▶ [ABOUT THIS EXERCISE]
In total, how many lines of the data contain the word "logo"? Only that number is wanted.
--- INFORMATION Enclosed Below ---
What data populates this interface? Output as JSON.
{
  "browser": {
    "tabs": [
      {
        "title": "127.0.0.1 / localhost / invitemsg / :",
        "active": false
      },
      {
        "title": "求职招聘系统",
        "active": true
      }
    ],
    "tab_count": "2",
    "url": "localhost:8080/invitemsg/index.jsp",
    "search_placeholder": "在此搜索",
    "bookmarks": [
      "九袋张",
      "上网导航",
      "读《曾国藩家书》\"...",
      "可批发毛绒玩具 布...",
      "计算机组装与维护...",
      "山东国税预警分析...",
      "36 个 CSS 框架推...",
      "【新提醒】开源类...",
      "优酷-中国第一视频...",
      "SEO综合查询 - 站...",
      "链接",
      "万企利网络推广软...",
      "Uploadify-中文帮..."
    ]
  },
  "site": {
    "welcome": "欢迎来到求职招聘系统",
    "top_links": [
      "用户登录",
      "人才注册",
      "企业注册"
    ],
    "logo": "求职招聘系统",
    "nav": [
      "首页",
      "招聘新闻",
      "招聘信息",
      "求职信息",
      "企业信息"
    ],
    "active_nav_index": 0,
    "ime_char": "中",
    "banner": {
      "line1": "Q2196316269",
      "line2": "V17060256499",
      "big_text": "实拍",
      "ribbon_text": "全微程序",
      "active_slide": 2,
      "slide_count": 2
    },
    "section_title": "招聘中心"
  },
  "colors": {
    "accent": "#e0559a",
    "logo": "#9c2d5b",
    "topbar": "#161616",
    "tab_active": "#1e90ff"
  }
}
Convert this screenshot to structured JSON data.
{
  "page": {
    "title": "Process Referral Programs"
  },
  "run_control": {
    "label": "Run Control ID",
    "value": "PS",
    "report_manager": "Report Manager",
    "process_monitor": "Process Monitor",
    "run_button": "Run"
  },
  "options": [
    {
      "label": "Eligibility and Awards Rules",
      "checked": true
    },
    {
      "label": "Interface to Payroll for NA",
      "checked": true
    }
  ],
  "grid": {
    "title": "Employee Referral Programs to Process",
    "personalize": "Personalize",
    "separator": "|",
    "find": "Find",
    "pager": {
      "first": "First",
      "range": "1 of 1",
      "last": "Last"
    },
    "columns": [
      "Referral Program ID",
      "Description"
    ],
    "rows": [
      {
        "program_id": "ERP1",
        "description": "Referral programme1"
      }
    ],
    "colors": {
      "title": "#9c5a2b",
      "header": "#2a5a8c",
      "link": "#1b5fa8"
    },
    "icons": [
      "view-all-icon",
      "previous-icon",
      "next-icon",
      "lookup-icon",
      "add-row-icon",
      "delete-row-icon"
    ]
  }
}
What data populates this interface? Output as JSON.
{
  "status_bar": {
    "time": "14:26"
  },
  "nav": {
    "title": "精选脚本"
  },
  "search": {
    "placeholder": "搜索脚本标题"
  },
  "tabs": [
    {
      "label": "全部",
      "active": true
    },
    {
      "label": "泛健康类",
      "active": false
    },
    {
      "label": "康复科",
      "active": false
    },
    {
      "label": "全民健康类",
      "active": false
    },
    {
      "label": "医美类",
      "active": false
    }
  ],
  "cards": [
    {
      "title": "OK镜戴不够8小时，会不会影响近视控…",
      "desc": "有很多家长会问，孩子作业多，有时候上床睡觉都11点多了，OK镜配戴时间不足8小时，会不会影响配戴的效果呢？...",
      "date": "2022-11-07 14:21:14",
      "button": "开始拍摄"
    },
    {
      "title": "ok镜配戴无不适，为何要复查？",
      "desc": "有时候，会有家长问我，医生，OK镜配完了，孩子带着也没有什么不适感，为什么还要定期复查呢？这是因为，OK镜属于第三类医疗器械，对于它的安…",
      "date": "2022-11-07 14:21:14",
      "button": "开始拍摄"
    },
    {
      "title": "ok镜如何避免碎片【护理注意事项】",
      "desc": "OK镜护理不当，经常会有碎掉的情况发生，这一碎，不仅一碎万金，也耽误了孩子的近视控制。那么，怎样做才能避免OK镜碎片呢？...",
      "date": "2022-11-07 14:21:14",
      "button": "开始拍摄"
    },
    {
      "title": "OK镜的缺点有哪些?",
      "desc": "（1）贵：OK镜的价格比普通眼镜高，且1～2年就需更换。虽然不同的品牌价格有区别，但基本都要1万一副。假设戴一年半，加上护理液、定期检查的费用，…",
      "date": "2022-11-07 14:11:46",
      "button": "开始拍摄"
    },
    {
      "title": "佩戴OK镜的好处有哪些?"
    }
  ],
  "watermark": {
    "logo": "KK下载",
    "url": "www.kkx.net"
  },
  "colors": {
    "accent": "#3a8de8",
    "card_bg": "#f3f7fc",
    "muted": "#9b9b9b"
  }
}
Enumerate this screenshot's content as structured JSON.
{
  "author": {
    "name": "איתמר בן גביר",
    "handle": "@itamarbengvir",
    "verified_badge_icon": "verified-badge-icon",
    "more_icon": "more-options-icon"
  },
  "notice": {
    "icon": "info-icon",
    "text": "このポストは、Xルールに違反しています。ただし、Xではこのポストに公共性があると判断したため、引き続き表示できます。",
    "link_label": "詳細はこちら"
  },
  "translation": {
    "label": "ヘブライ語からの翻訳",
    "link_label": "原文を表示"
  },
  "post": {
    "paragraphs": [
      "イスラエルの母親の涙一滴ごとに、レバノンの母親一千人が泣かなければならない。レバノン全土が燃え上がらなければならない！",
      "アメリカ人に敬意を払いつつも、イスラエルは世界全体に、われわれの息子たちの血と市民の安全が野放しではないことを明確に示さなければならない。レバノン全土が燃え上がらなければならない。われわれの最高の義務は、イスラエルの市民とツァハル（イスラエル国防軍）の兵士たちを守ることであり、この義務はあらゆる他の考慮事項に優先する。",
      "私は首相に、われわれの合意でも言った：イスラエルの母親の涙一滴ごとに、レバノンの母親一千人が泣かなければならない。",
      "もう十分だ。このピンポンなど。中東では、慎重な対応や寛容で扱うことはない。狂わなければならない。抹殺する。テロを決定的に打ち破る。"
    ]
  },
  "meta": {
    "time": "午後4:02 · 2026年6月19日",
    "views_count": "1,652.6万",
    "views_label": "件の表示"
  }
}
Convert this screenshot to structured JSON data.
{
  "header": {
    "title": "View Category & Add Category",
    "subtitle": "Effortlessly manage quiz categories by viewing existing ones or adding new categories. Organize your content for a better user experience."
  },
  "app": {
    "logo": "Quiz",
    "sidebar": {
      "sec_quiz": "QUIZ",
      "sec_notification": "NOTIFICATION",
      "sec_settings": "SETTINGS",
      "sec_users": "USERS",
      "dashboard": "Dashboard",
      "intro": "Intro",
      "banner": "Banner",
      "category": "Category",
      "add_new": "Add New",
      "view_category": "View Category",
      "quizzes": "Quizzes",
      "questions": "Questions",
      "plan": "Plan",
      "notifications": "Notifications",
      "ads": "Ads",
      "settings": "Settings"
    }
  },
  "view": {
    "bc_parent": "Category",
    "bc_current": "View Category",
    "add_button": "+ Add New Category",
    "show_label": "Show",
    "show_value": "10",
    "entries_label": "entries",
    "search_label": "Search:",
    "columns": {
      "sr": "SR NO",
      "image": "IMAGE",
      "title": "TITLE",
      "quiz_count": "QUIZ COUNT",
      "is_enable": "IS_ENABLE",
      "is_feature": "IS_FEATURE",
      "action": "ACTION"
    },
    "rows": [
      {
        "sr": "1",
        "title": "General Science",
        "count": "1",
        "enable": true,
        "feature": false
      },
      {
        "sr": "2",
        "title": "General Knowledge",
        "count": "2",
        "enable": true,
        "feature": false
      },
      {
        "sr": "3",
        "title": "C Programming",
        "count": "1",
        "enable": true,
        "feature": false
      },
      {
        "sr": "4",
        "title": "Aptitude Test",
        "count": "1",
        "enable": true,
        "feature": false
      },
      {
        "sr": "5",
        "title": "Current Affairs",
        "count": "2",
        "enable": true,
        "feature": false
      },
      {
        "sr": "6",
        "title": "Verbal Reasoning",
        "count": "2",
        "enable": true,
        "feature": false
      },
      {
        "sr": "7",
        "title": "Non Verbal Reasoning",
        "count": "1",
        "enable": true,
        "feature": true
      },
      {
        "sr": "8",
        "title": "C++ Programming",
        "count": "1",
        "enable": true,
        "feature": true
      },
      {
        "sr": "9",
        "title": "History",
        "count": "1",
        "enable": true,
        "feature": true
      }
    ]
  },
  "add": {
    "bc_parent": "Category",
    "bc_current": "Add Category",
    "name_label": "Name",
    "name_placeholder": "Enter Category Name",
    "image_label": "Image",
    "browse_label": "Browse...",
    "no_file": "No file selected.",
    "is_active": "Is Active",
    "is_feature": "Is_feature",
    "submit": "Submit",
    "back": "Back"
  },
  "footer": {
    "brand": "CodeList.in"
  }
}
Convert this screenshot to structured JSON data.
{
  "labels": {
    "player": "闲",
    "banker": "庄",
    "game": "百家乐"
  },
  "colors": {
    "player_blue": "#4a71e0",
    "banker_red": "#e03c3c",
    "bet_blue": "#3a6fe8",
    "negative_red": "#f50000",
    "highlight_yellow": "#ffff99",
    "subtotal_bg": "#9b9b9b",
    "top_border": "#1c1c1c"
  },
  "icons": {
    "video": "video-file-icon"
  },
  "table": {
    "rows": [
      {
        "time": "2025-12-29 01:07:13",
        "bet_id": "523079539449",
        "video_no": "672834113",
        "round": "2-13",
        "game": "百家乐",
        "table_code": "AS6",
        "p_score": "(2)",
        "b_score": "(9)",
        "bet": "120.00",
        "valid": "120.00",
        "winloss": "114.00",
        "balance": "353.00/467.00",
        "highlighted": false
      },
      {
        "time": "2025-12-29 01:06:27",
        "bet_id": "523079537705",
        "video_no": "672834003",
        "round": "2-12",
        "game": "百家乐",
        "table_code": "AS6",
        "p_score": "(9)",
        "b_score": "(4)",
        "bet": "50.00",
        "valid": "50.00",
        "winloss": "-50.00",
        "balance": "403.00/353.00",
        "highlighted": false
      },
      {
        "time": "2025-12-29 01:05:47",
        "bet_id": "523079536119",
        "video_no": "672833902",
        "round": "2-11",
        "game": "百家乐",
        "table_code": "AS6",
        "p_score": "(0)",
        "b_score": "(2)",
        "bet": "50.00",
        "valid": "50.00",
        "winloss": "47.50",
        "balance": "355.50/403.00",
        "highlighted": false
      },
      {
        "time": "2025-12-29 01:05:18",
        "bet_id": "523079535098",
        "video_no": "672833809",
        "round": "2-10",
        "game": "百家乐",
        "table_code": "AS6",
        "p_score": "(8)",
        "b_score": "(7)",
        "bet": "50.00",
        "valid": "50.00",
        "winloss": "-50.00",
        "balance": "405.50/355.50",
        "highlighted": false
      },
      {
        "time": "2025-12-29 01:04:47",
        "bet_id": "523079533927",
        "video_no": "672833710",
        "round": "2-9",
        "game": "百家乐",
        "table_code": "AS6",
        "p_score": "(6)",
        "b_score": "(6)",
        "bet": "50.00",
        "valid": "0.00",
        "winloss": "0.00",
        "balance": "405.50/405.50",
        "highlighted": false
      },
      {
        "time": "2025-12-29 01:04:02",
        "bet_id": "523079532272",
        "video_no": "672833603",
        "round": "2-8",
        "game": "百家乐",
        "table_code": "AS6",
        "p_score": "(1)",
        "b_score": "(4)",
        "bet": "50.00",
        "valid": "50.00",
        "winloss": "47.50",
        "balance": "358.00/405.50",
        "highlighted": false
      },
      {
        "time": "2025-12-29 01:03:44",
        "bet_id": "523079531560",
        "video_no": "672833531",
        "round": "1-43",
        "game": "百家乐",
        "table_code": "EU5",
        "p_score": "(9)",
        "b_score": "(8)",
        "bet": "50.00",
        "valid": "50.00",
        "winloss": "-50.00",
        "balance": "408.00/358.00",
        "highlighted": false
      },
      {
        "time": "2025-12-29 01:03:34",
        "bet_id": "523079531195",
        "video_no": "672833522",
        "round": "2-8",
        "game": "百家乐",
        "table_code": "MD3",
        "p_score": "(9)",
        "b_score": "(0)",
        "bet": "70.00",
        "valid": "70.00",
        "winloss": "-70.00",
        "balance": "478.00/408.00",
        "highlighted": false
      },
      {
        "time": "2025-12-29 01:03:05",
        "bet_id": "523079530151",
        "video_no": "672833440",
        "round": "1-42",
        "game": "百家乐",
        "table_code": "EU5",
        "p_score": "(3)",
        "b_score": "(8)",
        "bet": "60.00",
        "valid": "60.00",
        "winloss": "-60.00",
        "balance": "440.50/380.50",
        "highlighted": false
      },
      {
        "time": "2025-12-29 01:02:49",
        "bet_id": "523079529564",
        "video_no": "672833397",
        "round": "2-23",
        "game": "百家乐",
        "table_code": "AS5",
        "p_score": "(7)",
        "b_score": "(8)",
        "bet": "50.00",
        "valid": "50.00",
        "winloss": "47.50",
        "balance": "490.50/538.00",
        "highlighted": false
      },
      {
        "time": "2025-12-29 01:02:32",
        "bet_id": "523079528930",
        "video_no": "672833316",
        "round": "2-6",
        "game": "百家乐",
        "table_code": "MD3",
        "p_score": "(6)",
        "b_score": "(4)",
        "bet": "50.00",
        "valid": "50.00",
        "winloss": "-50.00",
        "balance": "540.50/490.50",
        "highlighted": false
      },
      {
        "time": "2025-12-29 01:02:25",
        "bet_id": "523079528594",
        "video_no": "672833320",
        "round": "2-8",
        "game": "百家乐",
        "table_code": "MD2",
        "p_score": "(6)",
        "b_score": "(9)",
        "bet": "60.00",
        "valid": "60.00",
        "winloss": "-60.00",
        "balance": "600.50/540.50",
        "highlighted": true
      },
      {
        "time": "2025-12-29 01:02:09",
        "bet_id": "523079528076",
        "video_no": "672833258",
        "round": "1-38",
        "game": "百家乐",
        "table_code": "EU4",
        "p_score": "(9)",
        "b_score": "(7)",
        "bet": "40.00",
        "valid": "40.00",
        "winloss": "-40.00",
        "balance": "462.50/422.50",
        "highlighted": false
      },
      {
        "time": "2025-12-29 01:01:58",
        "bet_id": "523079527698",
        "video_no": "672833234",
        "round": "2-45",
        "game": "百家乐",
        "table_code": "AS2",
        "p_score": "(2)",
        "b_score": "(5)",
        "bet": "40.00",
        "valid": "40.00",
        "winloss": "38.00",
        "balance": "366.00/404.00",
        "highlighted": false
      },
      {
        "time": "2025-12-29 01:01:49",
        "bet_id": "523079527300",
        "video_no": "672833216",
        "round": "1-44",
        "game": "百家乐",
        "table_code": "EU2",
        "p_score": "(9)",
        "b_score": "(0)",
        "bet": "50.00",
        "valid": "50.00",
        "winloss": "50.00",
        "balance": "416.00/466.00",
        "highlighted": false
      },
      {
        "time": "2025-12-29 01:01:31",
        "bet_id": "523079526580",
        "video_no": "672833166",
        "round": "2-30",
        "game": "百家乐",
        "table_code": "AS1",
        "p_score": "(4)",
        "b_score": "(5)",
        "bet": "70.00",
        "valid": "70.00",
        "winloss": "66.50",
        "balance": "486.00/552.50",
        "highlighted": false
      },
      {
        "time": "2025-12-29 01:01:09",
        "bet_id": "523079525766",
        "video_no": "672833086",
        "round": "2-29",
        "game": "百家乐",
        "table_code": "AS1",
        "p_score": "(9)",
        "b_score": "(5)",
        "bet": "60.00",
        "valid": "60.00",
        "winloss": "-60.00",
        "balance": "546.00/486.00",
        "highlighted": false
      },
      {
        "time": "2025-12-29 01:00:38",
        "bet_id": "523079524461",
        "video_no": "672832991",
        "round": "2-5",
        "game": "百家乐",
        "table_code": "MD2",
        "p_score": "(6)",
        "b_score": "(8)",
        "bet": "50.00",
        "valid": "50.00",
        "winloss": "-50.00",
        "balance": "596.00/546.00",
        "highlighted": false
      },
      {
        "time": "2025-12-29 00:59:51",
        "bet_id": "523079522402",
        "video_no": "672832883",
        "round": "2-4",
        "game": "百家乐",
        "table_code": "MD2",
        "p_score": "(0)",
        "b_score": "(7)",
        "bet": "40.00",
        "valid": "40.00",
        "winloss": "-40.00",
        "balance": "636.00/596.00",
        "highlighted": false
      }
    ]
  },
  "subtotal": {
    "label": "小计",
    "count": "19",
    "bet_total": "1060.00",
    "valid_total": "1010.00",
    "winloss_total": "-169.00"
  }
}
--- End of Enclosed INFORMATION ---
▶ [RESPONSE TO THIS TASK]
4